BEADS – their history dates to the 15th century when they were a major form of currency used by Portuguese traders who arrived on the West African coast to exploit the continent’s rich resources, such as gold, slaves, ivory and palm oil.
Handmade in Europe – particularly Venice, Bohemia and the Netherlands – these colourful pieces of glass were a novelty to the people of Africa, making them unusual and precious, and were often used in the making of high-status jewellery worn by members of African royalty.
What would you exchange for a string of pretty beads??
To all the Johnny Cash fans out there and everyone who has a ‘well-worn heart‘,
keep on loving x

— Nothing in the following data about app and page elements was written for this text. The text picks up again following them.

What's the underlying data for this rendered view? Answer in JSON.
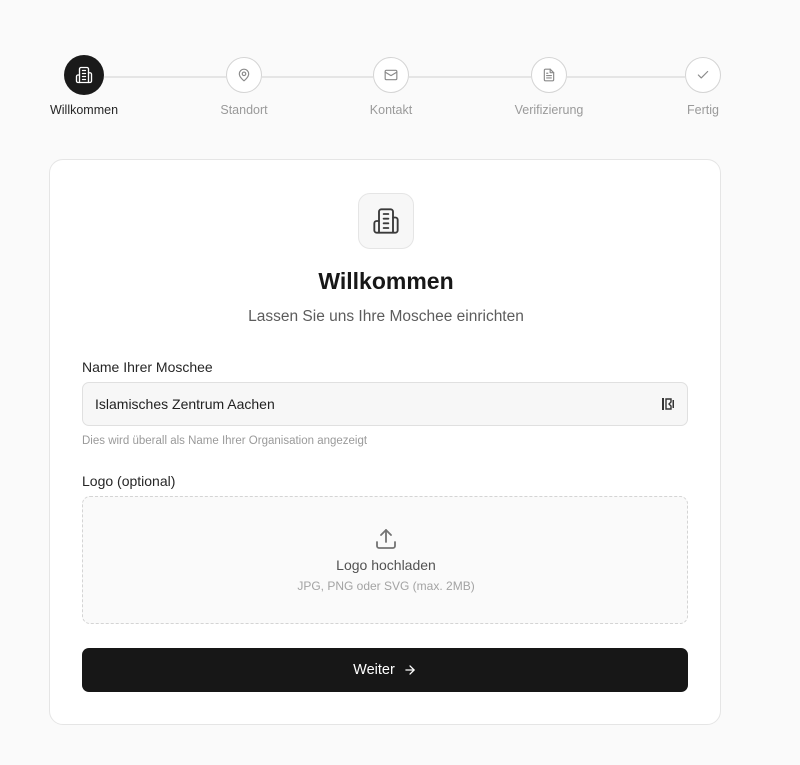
{
  "steps": [
    {
      "label": "Willkommen",
      "icon": "building-icon",
      "state": "active"
    },
    {
      "label": "Standort",
      "icon": "map-pin-icon",
      "state": "upcoming"
    },
    {
      "label": "Kontakt",
      "icon": "mail-icon",
      "state": "upcoming"
    },
    {
      "label": "Verifizierung",
      "icon": "document-icon",
      "state": "upcoming"
    },
    {
      "label": "Fertig",
      "icon": "check-icon",
      "state": "upcoming"
    }
  ],
  "card": {
    "icon": "building-icon",
    "title": "Willkommen",
    "subtitle": "Lassen Sie uns Ihre Moschee einrichten"
  },
  "name_field": {
    "label": "Name Ihrer Moschee",
    "value": "Islamisches Zentrum Aachen",
    "hint": "Dies wird überall als Name Ihrer Organisation angezeigt"
  },
  "logo_field": {
    "label": "Logo (optional)",
    "upload_icon": "upload-icon",
    "upload_title": "Logo hochladen",
    "upload_hint": "JPG, PNG oder SVG (max. 2MB)"
  },
  "next_button": {
    "label": "Weiter",
    "icon": "arrow-right-icon"
  },
  "colors": {
    "primary": "#171717",
    "background": "#fafafa",
    "border": "#e5e5e5",
    "muted_text": "#9a9a9a"
  }
}
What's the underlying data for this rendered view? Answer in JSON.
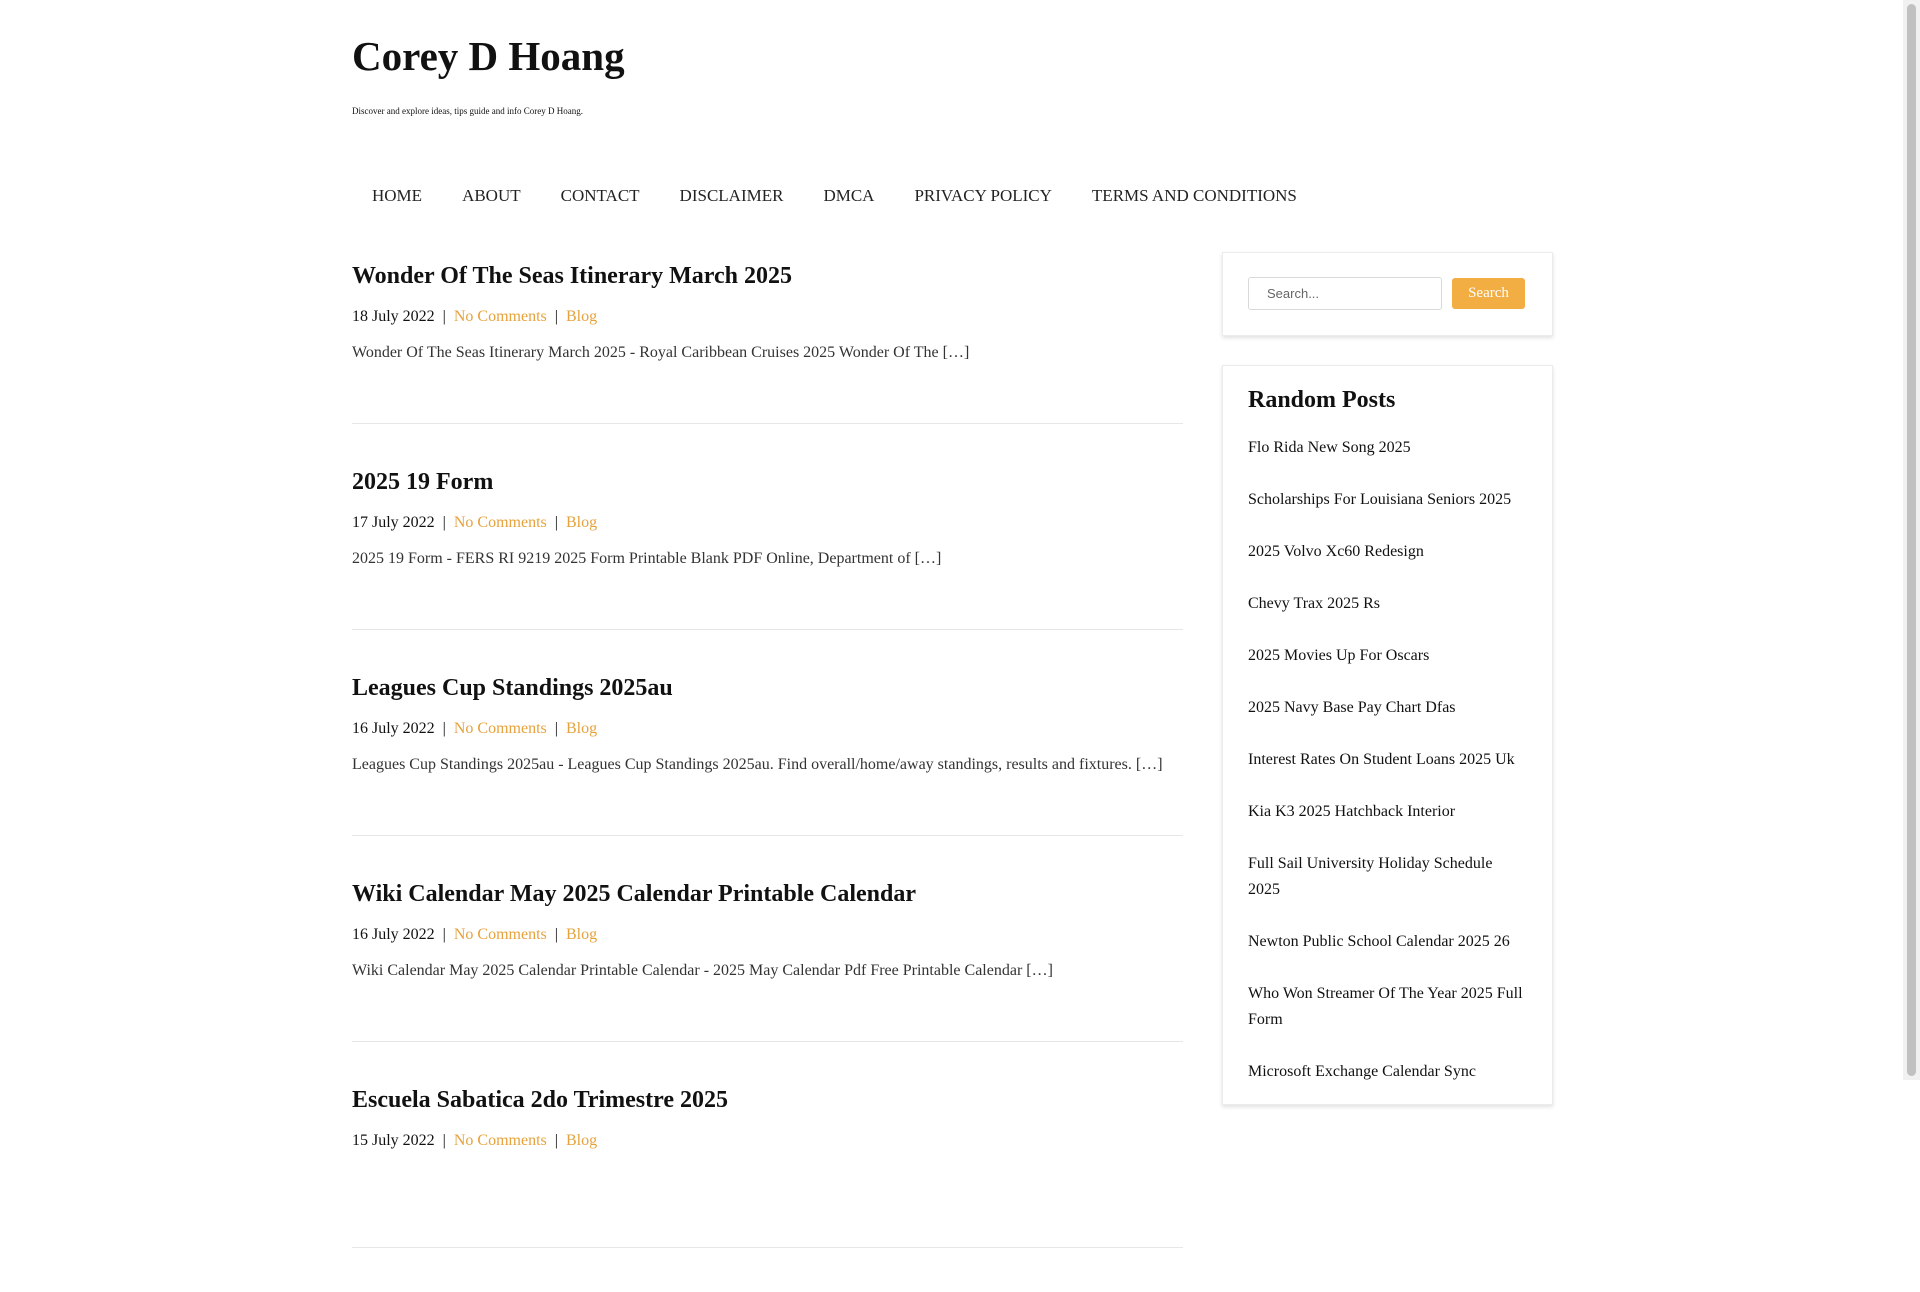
{
  "site": {
    "title": "Corey D Hoang",
    "tagline": "Discover and explore ideas, tips guide and info Corey D Hoang."
  },
  "nav": {
    "items": [
      "HOME",
      "ABOUT",
      "CONTACT",
      "DISCLAIMER",
      "DMCA",
      "PRIVACY POLICY",
      "TERMS AND CONDITIONS"
    ]
  },
  "posts": [
    {
      "title": "Wonder Of The Seas Itinerary March 2025",
      "date": "18 July 2022",
      "comments": "No Comments",
      "category": "Blog",
      "excerpt": "Wonder Of The Seas Itinerary March 2025 - Royal Caribbean Cruises 2025 Wonder Of The […]"
    },
    {
      "title": "2025 19 Form",
      "date": "17 July 2022",
      "comments": "No Comments",
      "category": "Blog",
      "excerpt": "2025 19 Form - FERS RI 9219 2025 Form Printable Blank PDF Online, Department of […]"
    },
    {
      "title": "Leagues Cup Standings 2025au",
      "date": "16 July 2022",
      "comments": "No Comments",
      "category": "Blog",
      "excerpt": "Leagues Cup Standings 2025au - Leagues Cup Standings 2025au. Find overall/home/away standings, results and fixtures. […]"
    },
    {
      "title": "Wiki Calendar May 2025 Calendar Printable Calendar",
      "date": "16 July 2022",
      "comments": "No Comments",
      "category": "Blog",
      "excerpt": "Wiki Calendar May 2025 Calendar Printable Calendar - 2025 May Calendar Pdf Free Printable Calendar […]"
    },
    {
      "title": "Escuela Sabatica 2do Trimestre 2025",
      "date": "15 July 2022",
      "comments": "No Comments",
      "category": "Blog",
      "excerpt": ""
    }
  ],
  "search": {
    "placeholder": "Search...",
    "button_label": "Search"
  },
  "random_posts": {
    "title": "Random Posts",
    "items": [
      "Flo Rida New Song 2025",
      "Scholarships For Louisiana Seniors 2025",
      "2025 Volvo Xc60 Redesign",
      "Chevy Trax 2025 Rs",
      "2025 Movies Up For Oscars",
      "2025 Navy Base Pay Chart Dfas",
      "Interest Rates On Student Loans 2025 Uk",
      "Kia K3 2025 Hatchback Interior",
      "Full Sail University Holiday Schedule 2025",
      "Newton Public School Calendar 2025 26",
      "Who Won Streamer Of The Year 2025 Full Form",
      "Microsoft Exchange Calendar Sync"
    ]
  },
  "colors": {
    "accent": "#f2ae43",
    "link_meta": "#e6a23c",
    "text": "#111111"
  }
}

“Scarabs—the family of beetles to which jewel scarabs belong—were revered by ancient Egyptians as a symbol of the resurrection and the enduring human soul. The dung beetle came to represent the Egyptian morning sun god, Khepri, who was believed to roll the sun across the sky like the scarab beetle rolled a ball of dung across the sands. Depictions of this sacred symbol can be seen throughout Egyptian antiquity, including in jewelry.” (Courtesy of the National Geographic magazine)